Taito's Densha de Go! is a series that has always fascinated me. It's a name that kept cropping up as I explored the world of Japanese videogames.
All I knew about it was it was a game featuring train driving. Deciding to explore further, I imported Densha de Go! Pocket: Osaka Kanjousen Hen on PSP from Japan around three years ago to see for myself what the game was about. Since then, I've become something of a Densha de Go! nerd...and I'm not even vaguely interested in trains!
The common misconception is that Densha de Go! is a strict train driving simulation. In actual fact, it's more of an arcade game with simulation aspects.
Basically, the aim of the game is to get passengers to their destination on time. When you are driving, you must obey speed limits and ensure the passengers are safe and happy.
As you journey along the route, marker points are set out. These require you either reach a certain speed or pass the marker point at a certain time on the clock.
When you approach a station, you must bring the train to a gradual and gentle stop within a set zone. Failure to do so will anger passengers and you'll be docked points for sloppy driving. At the end of the route you are given a score and graded, and the aim is to get a gold star rating.
Not only does the series feature different trains, the game also takes place at various times of the day and night.
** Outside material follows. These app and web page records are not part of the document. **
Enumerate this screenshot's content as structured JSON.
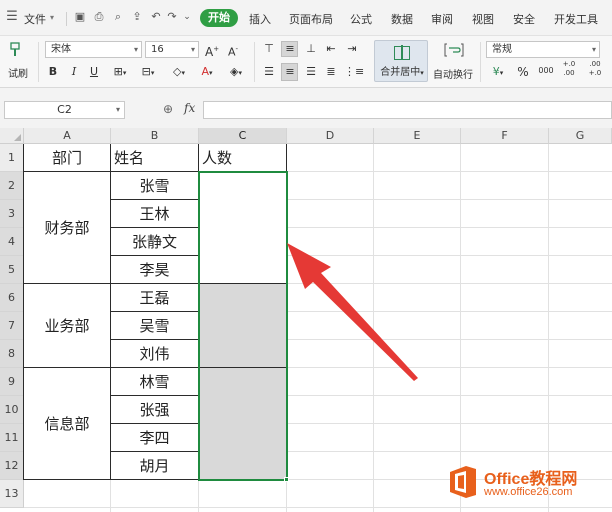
{
  "menu": {
    "file": "文件",
    "tabs": [
      "开始",
      "插入",
      "页面布局",
      "公式",
      "数据",
      "审阅",
      "视图",
      "安全",
      "开发工具"
    ]
  },
  "ribbon": {
    "paste_label": "试刷",
    "font_name": "宋体",
    "font_size": "16",
    "number_format": "常规",
    "merge_label": "合并居中",
    "wrap_label": "自动换行",
    "percent": "%",
    "thousands": "000",
    "inc_decimal": "+.0 .00",
    "dec_decimal": ".00 +.0"
  },
  "formula_bar": {
    "cell_ref": "C2",
    "fx": "fx",
    "formula": ""
  },
  "sheet": {
    "columns": [
      "A",
      "B",
      "C",
      "D",
      "E",
      "F",
      "G"
    ],
    "rows": [
      "1",
      "2",
      "3",
      "4",
      "5",
      "6",
      "7",
      "8",
      "9",
      "10",
      "11",
      "12",
      "13"
    ],
    "headers": {
      "dept": "部门",
      "name": "姓名",
      "count": "人数"
    },
    "departments": [
      "财务部",
      "业务部",
      "信息部"
    ],
    "names": [
      "张雪",
      "王林",
      "张静文",
      "李昊",
      "王磊",
      "吴雪",
      "刘伟",
      "林雪",
      "张强",
      "李四",
      "胡月"
    ]
  },
  "watermark": {
    "title": "Office教程网",
    "url": "www.office26.com"
  },
  "colors": {
    "accent": "#2f9e44",
    "selection": "#1f8b3f",
    "arrow": "#e53935",
    "watermark": "#e8601c"
  }
}
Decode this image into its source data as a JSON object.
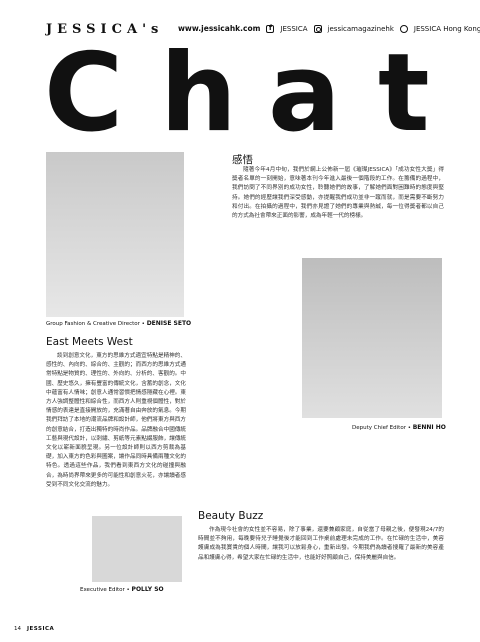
{
  "header": {
    "brand": "JESSICA's",
    "website": "www.jessicahk.com",
    "facebook": "JESSICA",
    "instagram": "jessicamagazinehk",
    "twitter": "JESSICA Hong Kong"
  },
  "title": {
    "letters": [
      "C",
      "h",
      "a",
      "t"
    ]
  },
  "left_column": {
    "photo_caption_role": "Group Fashion & Creative Director • ",
    "photo_caption_name": "DENISE SETO",
    "heading": "East Meets West",
    "body": "談到創意文化，東方的思維方式適宜特點是精神的、感性的、內向的、綜合的、主觀的；而西方的思維方式通常特點是物質的、理性的、外向的、分析的、客觀的。中國、歷史悠久，擁有豐富的傳統文化，含蓄的創念，文化中蘊富有人情味；創意人通常習慣把情感隱藏在心裡。東方人強調整體性和綜合性，而西方人則重視個體性，對於情感的表達是直接開放的，充滿著自由奔放的氣息。今期我們拜訪了本地的潮流品牌和設計師，他們將東方與西方的創意結合，打造出獨特的時尚作品。品牌融合中國傳統工藝與現代設計，以刺繡、剪紙等元素點綴服飾，讓傳統文化以嶄新面貌呈現。另一位設計師則以西方剪裁為基礎，加入東方的色彩與圖案，讓作品同時具備兩種文化的特色。透過這些作品，我們看到東西方文化的碰撞與融合，為時尚界帶來更多的可能性和創意火花，亦讓讀者感受到不同文化交流的魅力。"
  },
  "right_column": {
    "heading": "感悟",
    "body": "隨著今年4月中旬，我們於網上公佈新一屆《璀璨JESSICA》「成功女性大獎」得獎者名單的一刻開始，意味著本刊今年進入最後一個階段的工作。在籌備的過程中，我們訪問了不同界別的成功女性，聆聽她們的故事，了解她們面對困難時的態度與堅持。她們的經歷讓我們深受感動，亦提醒我們成功並非一蹴而就，而是需要不斷努力和付出。在拍攝的過程中，我們亦見證了她們的專業與熱誠，每一位得獎者都以自己的方式為社會帶來正面的影響，成為年輕一代的榜樣。",
    "photo_caption_role": "Deputy Chief Editor • ",
    "photo_caption_name": "BENNI HO"
  },
  "bottom": {
    "heading": "Beauty Buzz",
    "body": "作為現今社會的女性並不容易，除了事業，還要兼顧家庭，自從當了母親之後，便發現24/7的時間並不夠用，每晚要待兒子睡覺後才能回到工作桌前處理未完成的工作。在忙碌的生活中，美容護膚成為我寶貴的個人時間，讓我可以放鬆身心，重新出發。今期我們為讀者搜羅了最新的美容產品和護膚心得，希望大家在忙碌的生活中，也能好好照顧自己，保持美麗與自信。",
    "photo_caption_role": "Executive Editor • ",
    "photo_caption_name": "POLLY SO"
  },
  "footer": {
    "page": "14",
    "magazine": "JESSICA"
  }
}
Densha de Go! also features weather conditions such as rain and snow, which affects how quickly you can stop the train.
Densha de Go! has been released on various platforms, including the Game Boy Colour, Dreamcast, PlayStation 2 and even in Japanese arcades. However, it has never - as far as I'm aware - been released in the West.
Densha de Go! Final on PS2 - in my mind the best version of the series - introduced a new scoring mechanism where you would accumulate ‘chains’ depending on how well you had driven the train. Final also features the most comprehensive amount of routes and really is the definitive version of the series.
Despite the fact the graphics are looking slightly dated, driving at dusk in the rain is very atmospheric and some of the lighting effects are very nice, too.
The other version I have on PS2 is Densha de Go! Shinkansen, which gives you control over the famous Japanese bullet train. Unfortunately, due to the high speed and space between stations, it can get a little boring - although you can unlock pictures of Japanese landmarks, sweets and what Japanese train drivers eat for their lunch!
When the PS3 launched in Japan, one of the first games you could get was Railfan. It uses Blu-Ray footage of actual train lines in Japan and Chicago. While it's fun, it doesn't really capture the charm of Final on PS2. In fact, I haven't played it recently, so I should really dust my copy off and take another tour around Chicago.
Densha de Go! is definitely something of an acquired taste, but it's pretty straightforward to play, and the language barrier shouldn't throw up many problems. It's great fun, strangely compelling, and has become one of my favourite series from the Far East.
For people interested in importing, the Densha de Go! Pocket series on PSP is the best place to start. As the PSP is region free, it's probably the most accesible way for Western gamers to experience the series.